[Records from a collection]
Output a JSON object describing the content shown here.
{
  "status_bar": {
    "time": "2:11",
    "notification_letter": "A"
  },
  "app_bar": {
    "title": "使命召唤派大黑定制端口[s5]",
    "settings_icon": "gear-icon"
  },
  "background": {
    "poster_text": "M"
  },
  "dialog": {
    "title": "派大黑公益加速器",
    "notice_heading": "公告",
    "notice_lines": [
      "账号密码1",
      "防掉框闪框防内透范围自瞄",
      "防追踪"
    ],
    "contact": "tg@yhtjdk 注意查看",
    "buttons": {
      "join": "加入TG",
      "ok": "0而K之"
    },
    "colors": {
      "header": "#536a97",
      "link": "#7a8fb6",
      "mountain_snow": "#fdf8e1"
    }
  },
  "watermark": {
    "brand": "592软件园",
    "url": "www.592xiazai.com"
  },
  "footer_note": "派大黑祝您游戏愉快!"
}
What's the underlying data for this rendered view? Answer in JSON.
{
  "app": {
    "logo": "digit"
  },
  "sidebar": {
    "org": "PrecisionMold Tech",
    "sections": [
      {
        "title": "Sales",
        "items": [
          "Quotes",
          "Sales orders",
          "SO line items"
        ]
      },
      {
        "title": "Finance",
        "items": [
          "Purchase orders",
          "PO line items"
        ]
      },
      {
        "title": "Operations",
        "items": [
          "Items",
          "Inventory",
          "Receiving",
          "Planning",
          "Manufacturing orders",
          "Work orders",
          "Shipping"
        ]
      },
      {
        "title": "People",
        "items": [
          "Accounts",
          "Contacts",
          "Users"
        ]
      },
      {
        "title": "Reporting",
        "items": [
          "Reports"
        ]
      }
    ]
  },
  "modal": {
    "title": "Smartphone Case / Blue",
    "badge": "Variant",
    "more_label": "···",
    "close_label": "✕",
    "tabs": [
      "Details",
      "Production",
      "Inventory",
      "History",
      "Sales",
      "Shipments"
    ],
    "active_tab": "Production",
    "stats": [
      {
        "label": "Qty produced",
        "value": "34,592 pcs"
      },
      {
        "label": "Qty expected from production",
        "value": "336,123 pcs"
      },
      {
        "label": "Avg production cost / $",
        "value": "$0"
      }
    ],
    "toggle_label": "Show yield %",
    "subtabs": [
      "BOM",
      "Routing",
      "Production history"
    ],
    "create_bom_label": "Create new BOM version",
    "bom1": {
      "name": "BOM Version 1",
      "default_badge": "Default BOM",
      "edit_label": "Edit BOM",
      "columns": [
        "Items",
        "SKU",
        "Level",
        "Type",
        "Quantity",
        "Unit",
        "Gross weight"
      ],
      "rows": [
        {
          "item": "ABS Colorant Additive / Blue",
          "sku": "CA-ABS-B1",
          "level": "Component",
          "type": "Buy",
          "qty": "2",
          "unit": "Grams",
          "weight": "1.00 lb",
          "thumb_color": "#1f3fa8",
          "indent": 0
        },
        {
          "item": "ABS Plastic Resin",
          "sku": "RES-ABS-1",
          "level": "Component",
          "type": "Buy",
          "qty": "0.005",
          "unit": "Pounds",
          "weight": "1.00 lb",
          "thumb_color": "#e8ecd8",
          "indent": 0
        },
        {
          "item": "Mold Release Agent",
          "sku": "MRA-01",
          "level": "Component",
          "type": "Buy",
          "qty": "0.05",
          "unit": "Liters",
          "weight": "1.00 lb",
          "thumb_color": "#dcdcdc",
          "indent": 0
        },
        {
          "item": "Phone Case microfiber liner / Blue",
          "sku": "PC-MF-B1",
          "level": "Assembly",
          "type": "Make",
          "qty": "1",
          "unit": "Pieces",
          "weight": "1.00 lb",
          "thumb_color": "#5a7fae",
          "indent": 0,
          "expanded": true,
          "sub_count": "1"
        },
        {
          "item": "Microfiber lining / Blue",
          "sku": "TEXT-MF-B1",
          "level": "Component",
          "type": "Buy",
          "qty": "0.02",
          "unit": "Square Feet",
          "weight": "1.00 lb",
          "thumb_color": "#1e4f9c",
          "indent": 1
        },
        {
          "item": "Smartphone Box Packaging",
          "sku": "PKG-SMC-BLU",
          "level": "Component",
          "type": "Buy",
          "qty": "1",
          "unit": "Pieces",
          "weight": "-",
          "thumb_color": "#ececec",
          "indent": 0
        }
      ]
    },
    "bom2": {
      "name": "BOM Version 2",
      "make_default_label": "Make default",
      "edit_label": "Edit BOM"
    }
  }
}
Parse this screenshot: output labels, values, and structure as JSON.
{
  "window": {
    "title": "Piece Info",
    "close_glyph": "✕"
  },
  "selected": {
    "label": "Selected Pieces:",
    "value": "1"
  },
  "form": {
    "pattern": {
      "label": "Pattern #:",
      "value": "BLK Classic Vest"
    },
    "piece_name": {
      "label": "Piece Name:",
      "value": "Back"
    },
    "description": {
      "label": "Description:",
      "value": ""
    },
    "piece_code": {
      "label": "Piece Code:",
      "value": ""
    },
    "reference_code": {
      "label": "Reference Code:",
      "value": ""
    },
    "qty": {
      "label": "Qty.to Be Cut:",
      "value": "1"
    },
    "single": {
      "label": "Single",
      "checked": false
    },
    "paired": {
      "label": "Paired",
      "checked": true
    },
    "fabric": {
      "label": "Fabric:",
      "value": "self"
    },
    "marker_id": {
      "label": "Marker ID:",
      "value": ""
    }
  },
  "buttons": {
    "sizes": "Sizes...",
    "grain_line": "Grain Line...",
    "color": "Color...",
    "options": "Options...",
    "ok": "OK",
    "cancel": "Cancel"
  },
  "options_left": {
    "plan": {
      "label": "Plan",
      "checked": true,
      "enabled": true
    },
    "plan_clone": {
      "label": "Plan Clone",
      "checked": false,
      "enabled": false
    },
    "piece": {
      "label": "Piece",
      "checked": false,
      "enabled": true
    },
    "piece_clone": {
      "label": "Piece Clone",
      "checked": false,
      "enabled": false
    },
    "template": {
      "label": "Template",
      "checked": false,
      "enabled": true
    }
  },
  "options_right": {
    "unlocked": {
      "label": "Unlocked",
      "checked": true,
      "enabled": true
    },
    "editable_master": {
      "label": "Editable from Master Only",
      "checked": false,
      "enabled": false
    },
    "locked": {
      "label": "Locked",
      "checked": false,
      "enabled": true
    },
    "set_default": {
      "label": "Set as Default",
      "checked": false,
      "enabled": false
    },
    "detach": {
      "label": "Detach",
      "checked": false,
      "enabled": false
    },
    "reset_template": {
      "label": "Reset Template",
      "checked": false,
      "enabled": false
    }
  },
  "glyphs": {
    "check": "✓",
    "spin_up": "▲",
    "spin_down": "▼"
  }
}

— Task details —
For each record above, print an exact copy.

— Answer space —
Output a JSON object describing the content shown here.
{
  "status_bar": {
    "time": "2:11",
    "notification_letter": "A"
  },
  "app_bar": {
    "title": "使命召唤派大黑定制端口[s5]",
    "settings_icon": "gear-icon"
  },
  "background": {
    "poster_text": "M"
  },
  "dialog": {
    "title": "派大黑公益加速器",
    "notice_heading": "公告",
    "notice_lines": [
      "账号密码1",
      "防掉框闪框防内透范围自瞄",
      "防追踪"
    ],
    "contact": "tg@yhtjdk 注意查看",
    "buttons": {
      "join": "加入TG",
      "ok": "0而K之"
    },
    "colors": {
      "header": "#536a97",
      "link": "#7a8fb6",
      "mountain_snow": "#fdf8e1"
    }
  },
  "watermark": {
    "brand": "592软件园",
    "url": "www.592xiazai.com"
  },
  "footer_note": "派大黑祝您游戏愉快!"
}
What's the underlying data for this rendered view? Answer in JSON.
{
  "app": {
    "logo": "digit"
  },
  "sidebar": {
    "org": "PrecisionMold Tech",
    "sections": [
      {
        "title": "Sales",
        "items": [
          "Quotes",
          "Sales orders",
          "SO line items"
        ]
      },
      {
        "title": "Finance",
        "items": [
          "Purchase orders",
          "PO line items"
        ]
      },
      {
        "title": "Operations",
        "items": [
          "Items",
          "Inventory",
          "Receiving",
          "Planning",
          "Manufacturing orders",
          "Work orders",
          "Shipping"
        ]
      },
      {
        "title": "People",
        "items": [
          "Accounts",
          "Contacts",
          "Users"
        ]
      },
      {
        "title": "Reporting",
        "items": [
          "Reports"
        ]
      }
    ]
  },
  "modal": {
    "title": "Smartphone Case / Blue",
    "badge": "Variant",
    "more_label": "···",
    "close_label": "✕",
    "tabs": [
      "Details",
      "Production",
      "Inventory",
      "History",
      "Sales",
      "Shipments"
    ],
    "active_tab": "Production",
    "stats": [
      {
        "label": "Qty produced",
        "value": "34,592 pcs"
      },
      {
        "label": "Qty expected from production",
        "value": "336,123 pcs"
      },
      {
        "label": "Avg production cost / $",
        "value": "$0"
      }
    ],
    "toggle_label": "Show yield %",
    "subtabs": [
      "BOM",
      "Routing",
      "Production history"
    ],
    "create_bom_label": "Create new BOM version",
    "bom1": {
      "name": "BOM Version 1",
      "default_badge": "Default BOM",
      "edit_label": "Edit BOM",
      "columns": [
        "Items",
        "SKU",
        "Level",
        "Type",
        "Quantity",
        "Unit",
        "Gross weight"
      ],
      "rows": [
        {
          "item": "ABS Colorant Additive / Blue",
          "sku": "CA-ABS-B1",
          "level": "Component",
          "type": "Buy",
          "qty": "2",
          "unit": "Grams",
          "weight": "1.00 lb",
          "thumb_color": "#1f3fa8",
          "indent": 0
        },
        {
          "item": "ABS Plastic Resin",
          "sku": "RES-ABS-1",
          "level": "Component",
          "type": "Buy",
          "qty": "0.005",
          "unit": "Pounds",
          "weight": "1.00 lb",
          "thumb_color": "#e8ecd8",
          "indent": 0
        },
        {
          "item": "Mold Release Agent",
          "sku": "MRA-01",
          "level": "Component",
          "type": "Buy",
          "qty": "0.05",
          "unit": "Liters",
          "weight": "1.00 lb",
          "thumb_color": "#dcdcdc",
          "indent": 0
        },
        {
          "item": "Phone Case microfiber liner / Blue",
          "sku": "PC-MF-B1",
          "level": "Assembly",
          "type": "Make",
          "qty": "1",
          "unit": "Pieces",
          "weight": "1.00 lb",
          "thumb_color": "#5a7fae",
          "indent": 0,
          "expanded": true,
          "sub_count": "1"
        },
        {
          "item": "Microfiber lining / Blue",
          "sku": "TEXT-MF-B1",
          "level": "Component",
          "type": "Buy",
          "qty": "0.02",
          "unit": "Square Feet",
          "weight": "1.00 lb",
          "thumb_color": "#1e4f9c",
          "indent": 1
        },
        {
          "item": "Smartphone Box Packaging",
          "sku": "PKG-SMC-BLU",
          "level": "Component",
          "type": "Buy",
          "qty": "1",
          "unit": "Pieces",
          "weight": "-",
          "thumb_color": "#ececec",
          "indent": 0
        }
      ]
    },
    "bom2": {
      "name": "BOM Version 2",
      "make_default_label": "Make default",
      "edit_label": "Edit BOM"
    }
  }
}
Parse this screenshot: output labels, values, and structure as JSON.
{
  "window": {
    "title": "Piece Info",
    "close_glyph": "✕"
  },
  "selected": {
    "label": "Selected Pieces:",
    "value": "1"
  },
  "form": {
    "pattern": {
      "label": "Pattern #:",
      "value": "BLK Classic Vest"
    },
    "piece_name": {
      "label": "Piece Name:",
      "value": "Back"
    },
    "description": {
      "label": "Description:",
      "value": ""
    },
    "piece_code": {
      "label": "Piece Code:",
      "value": ""
    },
    "reference_code": {
      "label": "Reference Code:",
      "value": ""
    },
    "qty": {
      "label": "Qty.to Be Cut:",
      "value": "1"
    },
    "single": {
      "label": "Single",
      "checked": false
    },
    "paired": {
      "label": "Paired",
      "checked": true
    },
    "fabric": {
      "label": "Fabric:",
      "value": "self"
    },
    "marker_id": {
      "label": "Marker ID:",
      "value": ""
    }
  },
  "buttons": {
    "sizes": "Sizes...",
    "grain_line": "Grain Line...",
    "color": "Color...",
    "options": "Options...",
    "ok": "OK",
    "cancel": "Cancel"
  },
  "options_left": {
    "plan": {
      "label": "Plan",
      "checked": true,
      "enabled": true
    },
    "plan_clone": {
      "label": "Plan Clone",
      "checked": false,
      "enabled": false
    },
    "piece": {
      "label": "Piece",
      "checked": false,
      "enabled": true
    },
    "piece_clone": {
      "label": "Piece Clone",
      "checked": false,
      "enabled": false
    },
    "template": {
      "label": "Template",
      "checked": false,
      "enabled": true
    }
  },
  "options_right": {
    "unlocked": {
      "label": "Unlocked",
      "checked": true,
      "enabled": true
    },
    "editable_master": {
      "label": "Editable from Master Only",
      "checked": false,
      "enabled": false
    },
    "locked": {
      "label": "Locked",
      "checked": false,
      "enabled": true
    },
    "set_default": {
      "label": "Set as Default",
      "checked": false,
      "enabled": false
    },
    "detach": {
      "label": "Detach",
      "checked": false,
      "enabled": false
    },
    "reset_template": {
      "label": "Reset Template",
      "checked": false,
      "enabled": false
    }
  },
  "glyphs": {
    "check": "✓",
    "spin_up": "▲",
    "spin_down": "▼"
  }
}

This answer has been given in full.